*AIM OF THE TASK*: In the entries below, count every line containing "icon". Reply with the number alone.

*GIVEN ENTRIES*:

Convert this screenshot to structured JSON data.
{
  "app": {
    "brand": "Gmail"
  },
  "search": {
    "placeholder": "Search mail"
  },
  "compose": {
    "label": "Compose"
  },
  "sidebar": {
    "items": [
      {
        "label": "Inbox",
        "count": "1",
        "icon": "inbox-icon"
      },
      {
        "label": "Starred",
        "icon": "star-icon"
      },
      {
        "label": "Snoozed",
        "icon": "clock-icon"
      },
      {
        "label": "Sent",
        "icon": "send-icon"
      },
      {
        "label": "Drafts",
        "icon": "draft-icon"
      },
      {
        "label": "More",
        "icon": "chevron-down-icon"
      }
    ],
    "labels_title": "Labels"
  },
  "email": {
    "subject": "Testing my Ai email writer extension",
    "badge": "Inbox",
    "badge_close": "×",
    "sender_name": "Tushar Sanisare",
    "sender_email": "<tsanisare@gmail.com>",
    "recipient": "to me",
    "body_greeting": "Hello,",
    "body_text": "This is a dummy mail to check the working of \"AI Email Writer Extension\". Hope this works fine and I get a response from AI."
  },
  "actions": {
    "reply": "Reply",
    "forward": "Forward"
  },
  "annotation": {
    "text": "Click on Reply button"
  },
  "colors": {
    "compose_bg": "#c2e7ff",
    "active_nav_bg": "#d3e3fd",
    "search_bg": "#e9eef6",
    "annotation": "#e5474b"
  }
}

*COMPLETED TASK*: 6